Despite plummeting house prices the home market for new buyers has had a rollercoaster ride in terms of its recovery. Estate agents have claimed the stamp duty moratorium will boost the housing market, although they pointed out few first-time buyers could afford to spend as much as £250,000 — it is usually around £150,000.
Mr Simon Brien, director at leading local estate agent BTWCairns, welcomed the Chancellor’s announcement on stamp duty. He said: “For a market in the early stages of recovery this will be a really strong boost for first-time buyers. It was particularly evident during last year’s stamp duty holiday with buyers rushing to complete sales before the December 31 deadline.”
Rory Allen, regional operations director for Reeds Rains branches in Northern Ireland, which rebranded from the Halifax in January, said: “Today’s announcement will give the housing market another shot in the arm, boosting transactional activity — and help to dampen the short-term effects of the looming General Election.”
Keith Mitchell of Templeton Robinson, which has five branches, said: “For some time we have been calling for some relaxation of the stamp duty levels because we have always believed that it would help to stimulate the market. It is a significant upfront cost for buyers.”
North Down estate agent John Minnis, with branches in Holywood and Donaghadee agreed: “This is the best thing that could have happened. This is such an important part of a buyer’s budget. It is very difficult for first time buyers to save up a deposit, to raise another £1,500 is a lot.”

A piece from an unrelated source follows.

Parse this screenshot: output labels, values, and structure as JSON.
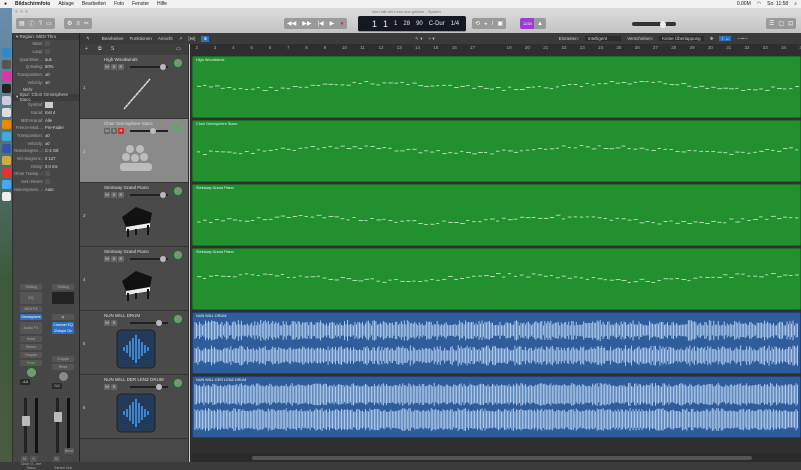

But estate agent Desmond Turley of UPS, which has 12 branches, had mixed feelings: “Anything that helps the market is positive, but whether it will help the local market I don’t know. Our market has a long way to go,” he claimed. “We need more liquidity in our market and the banks and building societies need to respond.”